All said and done, people from Haryana come across as people with certain toughness in them.

So, in defense of the state that I would probably never go back to again, I can only say that what most people miss out on seeing is that people are from Haryana are impulsive and emotional to the core. They love and hate like the downpour of extreme monsoons. It is this extremist attitude that people mistake for aggression a lot of times and do not get complete essence of Haryana.

Wisdom of the soil

This question is for my urban, educated, middle class professional friends who have made their home away from where they were born and brought up.

Which state are you from? Have you ever interacted with the people who still live the culture of that place? These are the people who may or may not be educated but are yet miles away from the consumerist sub-culture and a corporate life that dominates most of us. These are the people who watch everything on a TV but watch it like it belongs to a foreign planet. From the perspective of most of the people, they are raw to the point of being gross and they are so conventional that they can kill for protecting what they think is right. Add to that, they are unhygienic, uncivilized and the real Indians from what we fashionably call the ‘rural areas’.

A friend who spent her growing years in UP and Delhi and I who spent my growing years in the heart of Haryana were laughing at a colleague who we take as the boss’s ‘chamcha’ with no mind of his own and who happened to be ecstatic at getting an opportunity he did not seem to deserve. Suddenly, in our conversation we stumbled upon a gem of words – ‘thotha chana baje ghana’. If you speak this in haryanvi, the sound of ‘n’ would be something like the sound mixed with ‘aannnddaa’.

This unpretentious gem of a four-word idiom that is used in hindi and its associated dialects from Haryana and UP described the reality we saw in a way that our thousands of words could not.

Our bitching went for a toss the moment we stumbled upon this diamond. I don’t remember who said it first but it was like a Eureka moment. Our roots held the key to understanding and describing the events of our life even when there seemed to be little connection between the words and wisdom of Haryana or UP and the corporate grind we go through now.

Our local idioms, sayings, expressions convey more about life than we, the professionals of the populist culture, can imagine. Now hear this, ‘Chowdhary mara na janiye jab tak terhvi na ho le’. The literal translation of this phrase is – ‘Don’t trust that the Chowdhary (a powerful caste in Haryana) has died till the rituals of the 13th day are complete.’ But what it means is that don’t consider anything done till it is really done (with documentation)! I use this expression when I start to become too happy too soon much before reaching the end of a deliverable.

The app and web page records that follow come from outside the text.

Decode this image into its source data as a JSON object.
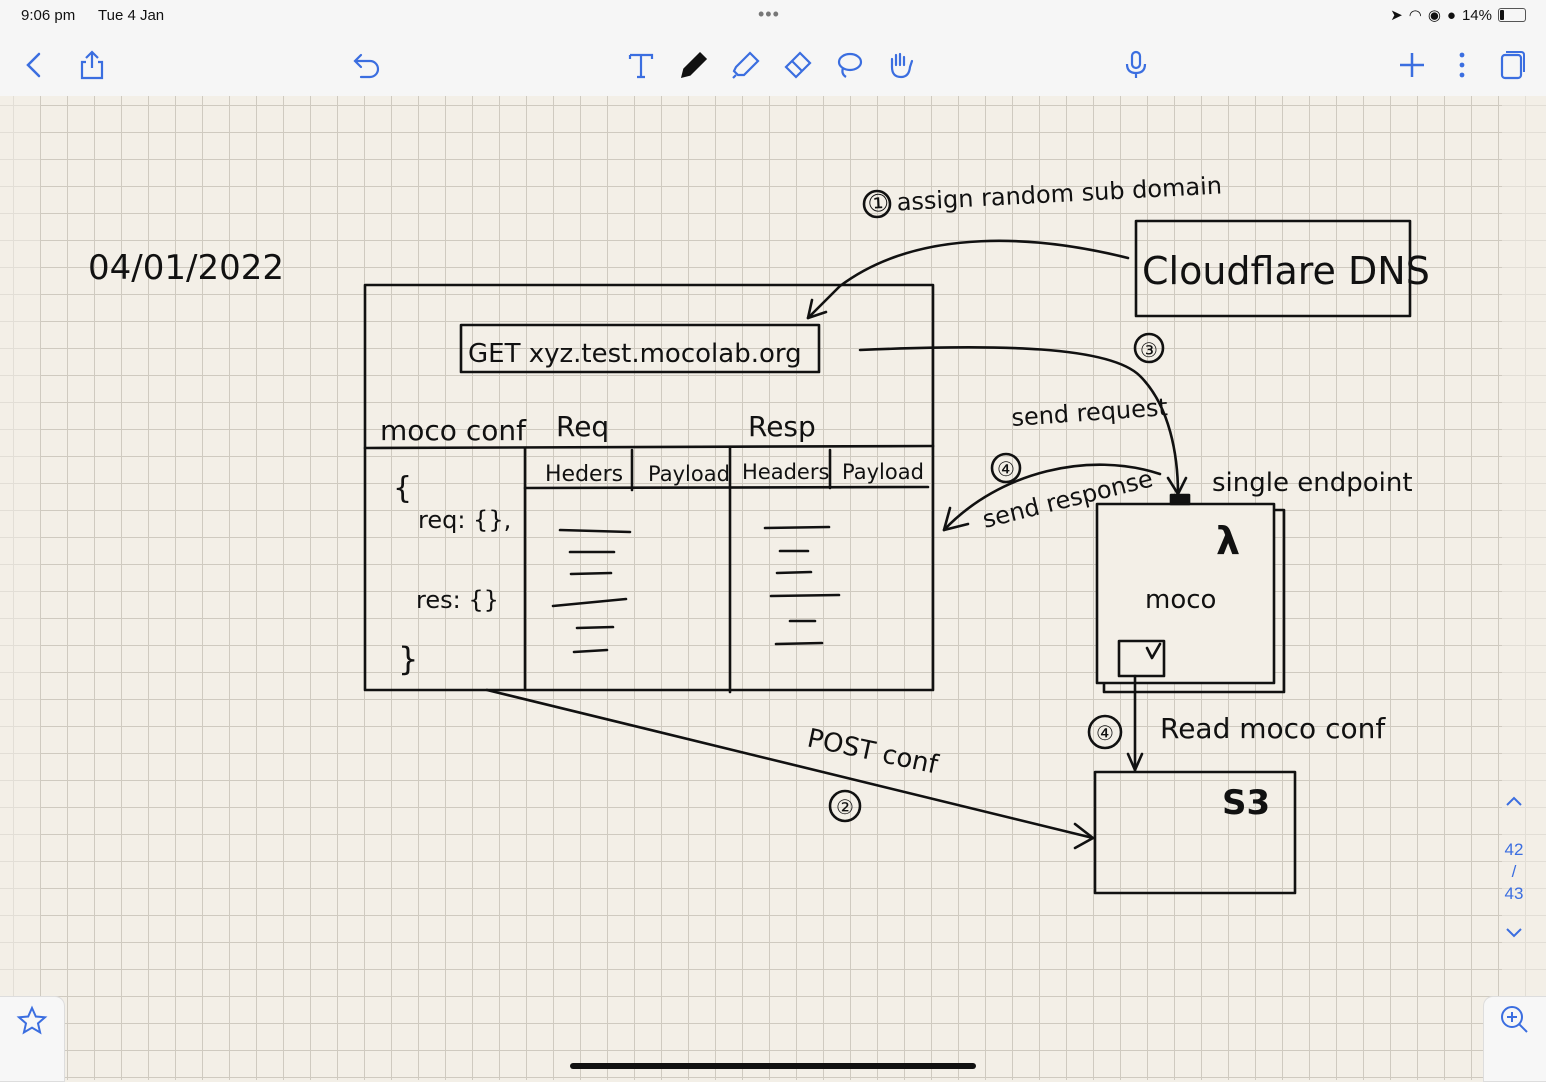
{
  "status": {
    "time": "9:06 pm",
    "date": "Tue 4 Jan",
    "battery": "14%",
    "battery_level": 0.14
  },
  "toolbar": {
    "left": [
      "back-icon",
      "share-icon",
      "undo-icon"
    ],
    "tools": [
      "text-tool-icon",
      "pen-icon",
      "highlighter-icon",
      "eraser-icon",
      "lasso-icon",
      "hand-tool-icon"
    ],
    "right": [
      "microphone-icon",
      "add-page-icon",
      "more-icon",
      "pages-icon"
    ]
  },
  "note": {
    "date": "04/01/2022",
    "labels": {
      "step1": "① assign random sub domain",
      "dns": "Cloudflare DNS",
      "get": "GET xyz.test.mocolab.org",
      "step3": "③",
      "send_request": "send request",
      "moco_conf": "moco conf",
      "req": "Req",
      "resp": "Resp",
      "headers1": "Heders",
      "payload1": "Payload",
      "headers2": "Headers",
      "payload2": "Payload",
      "brace_open": "{",
      "req_line": "req: {},",
      "res_line": "res: {}",
      "brace_close": "}",
      "step4a": "④",
      "send_response": "send response",
      "single_endpoint": "single endpoint",
      "lambda": "λ",
      "moco": "moco",
      "step4b": "④",
      "read_conf": "Read moco conf",
      "s3": "S3",
      "post_conf": "POST conf",
      "step2": "②"
    }
  },
  "pages": {
    "current": "42",
    "separator": "/",
    "total": "43"
  },
  "colors": {
    "ink": "#111111",
    "grid": "#cfcac0",
    "paper": "#f3efe7",
    "accent": "#3b6ee0"
  }
}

Another one of my favorites that I remembered today was – ‘Jhhota cho lena’ where Jhhota is pronounced like you would pronounce ‘o’ as ‘o’ in ‘Hola’. The literal translation of this one is, ‘milking the ox’. The real meaning of this phrase is doing the impossible. I love to use this expression whenever we deliver on a seemingly impossible deadline!

Considering that I write in English and for my profession, command over English is what I get paid for, I would be a hypocrite to denounce the language. But I do feel sorry for people who either never learnt their mother tongue, its jokes, its idioms, its songs or denounce it despite knowing it to appear as a hip non-desi.

I read somewhere that language is the first thing that makes us different from animals; indeed our actions are just about the same. And the language in which my parents and grand parents shared their wisdom, narrated their stories, sang songs and uttered gaalis as well as caring words for me is not the language I want to lose.

If you are from Punjab or Haryana or UP and remember an expression/idiom/saying that you wish to share then you can leave it as a comment to this post or write to: homeofanomad@gmail.com Do share the details about the expression/idiom/saying you wish to share – any underlying stories or your experiences of its usage. If you write in, I will publish it on this blog and credit you with your contribution.